Manitoba

Push is on to pass Indigenous human rights law before fall election

A proposed new law that would clearly outline the rights of Canada's Indigenous Peoples is making its way through the senate — and the MP behind the private member's bill came to Winnipeg Tuesday, hoping to garner support.

Private member's bill would require government to ensure laws comply with United Nations declaration

NDP MP Romeo Saganash is behind a private member's bill that aims to clarify the federal government's role in ensuring Indigenous human rights. (Sean Kilpatrick/Canadian Press)

A proposed new law that would clearly outline the rights of Canada's Indigenous Peoples is making its way through the senate — and the MP behind the private member's bill came to Winnipeg Tuesday, hoping to garner support.

Bill C-262 would require the federal government to ensure all laws are in harmony with the United Nations Declaration on the Rights of Indigenous Peoples, or UNDRIP.

The declaration recognizes Indigenous Peoples' basic human rights, as well as rights to self-determination, language, equality and land, among others.   

In 2016, Canada officially adopted the declaration, almost a decade after it was adopted by the UN General Assembly.

Bill C-262 would solidify Canada's responsibility to follow through on the declaration.

"The Constitution recognizes Aboriginal and treaty rights, but the concept of Aboriginal rights has been very vague," said Romeo Saganash, the Quebec NDP MP behind the private member's bill.

The bill has already made it through the House of Commons.

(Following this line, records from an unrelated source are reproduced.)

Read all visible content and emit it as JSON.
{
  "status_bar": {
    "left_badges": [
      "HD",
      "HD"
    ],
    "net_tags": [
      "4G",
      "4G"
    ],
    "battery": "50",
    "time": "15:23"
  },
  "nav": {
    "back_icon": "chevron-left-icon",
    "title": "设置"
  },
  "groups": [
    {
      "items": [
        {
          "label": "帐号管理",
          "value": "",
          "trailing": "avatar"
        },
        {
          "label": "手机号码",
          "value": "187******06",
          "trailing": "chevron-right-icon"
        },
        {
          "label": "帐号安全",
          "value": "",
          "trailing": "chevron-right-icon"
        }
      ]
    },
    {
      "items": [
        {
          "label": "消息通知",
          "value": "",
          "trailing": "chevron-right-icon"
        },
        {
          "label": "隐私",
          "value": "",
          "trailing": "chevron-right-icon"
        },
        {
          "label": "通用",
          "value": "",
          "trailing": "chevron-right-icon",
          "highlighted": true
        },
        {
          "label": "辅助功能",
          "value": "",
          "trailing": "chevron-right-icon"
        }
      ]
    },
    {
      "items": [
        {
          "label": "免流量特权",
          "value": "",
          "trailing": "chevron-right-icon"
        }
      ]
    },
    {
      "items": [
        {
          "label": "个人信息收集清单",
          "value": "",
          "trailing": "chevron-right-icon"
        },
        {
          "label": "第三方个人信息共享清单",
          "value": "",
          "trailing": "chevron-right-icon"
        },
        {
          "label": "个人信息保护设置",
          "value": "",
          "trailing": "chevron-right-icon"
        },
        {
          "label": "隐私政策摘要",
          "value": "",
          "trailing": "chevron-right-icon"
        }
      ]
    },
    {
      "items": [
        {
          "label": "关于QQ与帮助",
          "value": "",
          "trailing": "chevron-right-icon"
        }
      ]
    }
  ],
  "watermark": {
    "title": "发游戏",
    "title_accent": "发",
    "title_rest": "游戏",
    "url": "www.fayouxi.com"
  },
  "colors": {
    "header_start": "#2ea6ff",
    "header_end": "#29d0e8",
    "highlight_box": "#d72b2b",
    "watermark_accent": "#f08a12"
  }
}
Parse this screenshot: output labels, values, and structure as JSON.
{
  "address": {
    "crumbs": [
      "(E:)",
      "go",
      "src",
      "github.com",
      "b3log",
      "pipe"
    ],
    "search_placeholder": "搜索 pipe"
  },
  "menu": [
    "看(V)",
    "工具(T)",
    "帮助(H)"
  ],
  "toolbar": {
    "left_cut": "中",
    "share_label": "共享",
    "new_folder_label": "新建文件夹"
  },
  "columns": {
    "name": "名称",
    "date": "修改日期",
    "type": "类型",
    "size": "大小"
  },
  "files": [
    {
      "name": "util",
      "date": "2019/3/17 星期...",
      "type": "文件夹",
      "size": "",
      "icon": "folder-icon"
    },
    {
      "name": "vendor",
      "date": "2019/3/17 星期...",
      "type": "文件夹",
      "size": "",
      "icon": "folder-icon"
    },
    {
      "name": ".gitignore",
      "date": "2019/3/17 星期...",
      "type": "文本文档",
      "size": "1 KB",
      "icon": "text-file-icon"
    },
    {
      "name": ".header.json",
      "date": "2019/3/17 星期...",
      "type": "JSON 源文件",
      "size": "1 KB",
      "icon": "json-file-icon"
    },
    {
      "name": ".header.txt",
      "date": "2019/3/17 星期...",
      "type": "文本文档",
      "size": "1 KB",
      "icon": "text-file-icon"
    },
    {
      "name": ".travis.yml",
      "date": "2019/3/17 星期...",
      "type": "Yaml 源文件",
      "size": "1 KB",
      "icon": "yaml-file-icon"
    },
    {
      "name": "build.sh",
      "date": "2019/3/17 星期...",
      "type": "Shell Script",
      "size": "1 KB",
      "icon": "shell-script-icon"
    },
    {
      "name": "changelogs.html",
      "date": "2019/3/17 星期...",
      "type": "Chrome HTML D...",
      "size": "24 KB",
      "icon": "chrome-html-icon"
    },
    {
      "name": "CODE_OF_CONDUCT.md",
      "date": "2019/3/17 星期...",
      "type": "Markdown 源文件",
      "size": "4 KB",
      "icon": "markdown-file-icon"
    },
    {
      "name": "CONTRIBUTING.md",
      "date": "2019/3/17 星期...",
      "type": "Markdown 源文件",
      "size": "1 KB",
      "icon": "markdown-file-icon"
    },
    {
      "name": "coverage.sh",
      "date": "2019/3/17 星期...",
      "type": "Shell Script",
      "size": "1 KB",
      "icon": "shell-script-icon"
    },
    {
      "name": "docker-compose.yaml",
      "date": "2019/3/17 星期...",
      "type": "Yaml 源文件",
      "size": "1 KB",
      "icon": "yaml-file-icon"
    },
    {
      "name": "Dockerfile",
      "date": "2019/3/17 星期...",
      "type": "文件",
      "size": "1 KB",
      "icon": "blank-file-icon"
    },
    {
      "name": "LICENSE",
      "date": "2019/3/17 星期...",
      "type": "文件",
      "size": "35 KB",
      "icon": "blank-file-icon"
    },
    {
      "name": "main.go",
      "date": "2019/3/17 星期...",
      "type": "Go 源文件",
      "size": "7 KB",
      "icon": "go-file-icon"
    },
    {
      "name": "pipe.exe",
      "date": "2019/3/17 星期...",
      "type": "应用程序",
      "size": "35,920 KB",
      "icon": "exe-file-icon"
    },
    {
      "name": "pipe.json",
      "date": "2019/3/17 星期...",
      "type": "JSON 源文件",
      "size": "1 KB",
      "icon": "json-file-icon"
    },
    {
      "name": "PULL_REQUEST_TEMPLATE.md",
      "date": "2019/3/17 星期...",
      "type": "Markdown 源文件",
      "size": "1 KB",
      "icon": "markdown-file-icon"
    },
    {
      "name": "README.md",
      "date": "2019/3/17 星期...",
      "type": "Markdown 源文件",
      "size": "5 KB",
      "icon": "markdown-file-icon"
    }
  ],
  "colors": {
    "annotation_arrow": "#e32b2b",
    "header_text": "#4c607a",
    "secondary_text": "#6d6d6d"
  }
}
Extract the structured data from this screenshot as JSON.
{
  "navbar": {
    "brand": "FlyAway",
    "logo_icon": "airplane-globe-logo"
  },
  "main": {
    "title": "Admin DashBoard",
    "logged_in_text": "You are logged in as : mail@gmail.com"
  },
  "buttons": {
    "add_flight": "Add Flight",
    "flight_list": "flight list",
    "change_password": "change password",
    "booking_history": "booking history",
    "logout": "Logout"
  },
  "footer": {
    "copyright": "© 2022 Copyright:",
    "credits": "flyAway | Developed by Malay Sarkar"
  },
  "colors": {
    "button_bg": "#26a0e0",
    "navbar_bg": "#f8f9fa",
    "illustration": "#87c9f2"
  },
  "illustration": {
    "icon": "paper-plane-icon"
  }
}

If it passes a second reading in the Senate, Bill C-262 will head to a committee, before a final vote in the Senate would make it law.

Saganash said other countries are watching.

"In terms of legislation, this is going to be a first," he said.

"There are countries that include part of the UN declaration in their constitution and so on, but one piece of legislation that deals with the entire UN declaration — [there are] none."

When you clarify the rules of the game, that allows us to move forward.- MP Romeo Saganash

The push is on now because there's a short window to get the law passed before the fall federal election.

"What worries me is that we might run out of time before the writ drops and the federal election is called," Saganash said.

Saganash — who was involved in the original drafting of the UN's Declaration in the 1980s — said the federal government spends an estimated $500 million to $1 billion every year fighting Indigenous rights in court.

"This bill has the merit of clarifying what those rights are, so hopefully that will avoid legal battles in the future," he said.

"When you clarify the rules of the game, that allows us to move forward."

Saganash said the new law would also establish a set of guidelines for all future legislation.

"If we are to abolish the Indian Act, the UN declaration sets out the minimum standard to follow in terms of governance for Indigenous peoples," he said.

The Truth and Reconciliation Commission stated the UN declaration is the blueprint for reconciliation, and called on all sectors of Canadian society to adopt and implement it.

Jennifer Preston, with the Religious Society of Friends (Quakers) Canada, has been working on the UN Declaration on the Rights of Indigenous Peoples for over two decades. (Marina von Stackelberg/CBC)

Jennifer Preston, with Canadian Friends Service Committee — the peace and social justice agency of the Religious Society of Friends (Quakers) Canada — has been working to get the bill passed.

"The declaration is giving us a roadmap to work our way into a more constructive future," Preston said.

"It also calls for annual reporting on how this work is being carried out."

Preston said the law would provide concrete rules around the treatment of Indigenous people.

"This is about an awareness that Indigenous peoples have been denied basic human rights throughout the history of Canada," she said.

"We still see issues in Canada — things such as boil water advisories, the travesty with the child welfare system, the issues around Indigenous language and spirituality. All of those things speak to human rights violations," she said.

A rally for the bill was held at Canadian Mennonite University in Winnipeg on Tuesday night.

The event featured political leaders, faith groups and a performance by musician Fred Penner in front of a crowd of a few hundred people.

Manitoba musician Fred Penner plays to in front a crowd gathered at the Canadian Mennonite University for Bill C262. (Walther Bernal/CBC News)

About the Author

Marina von Stackelberg is a CBC journalist based in Winnipeg. She previously worked for CBC in Halifax and Sudbury. Connect with her @CBCMarina or marina.von.stackelberg@cbc.ca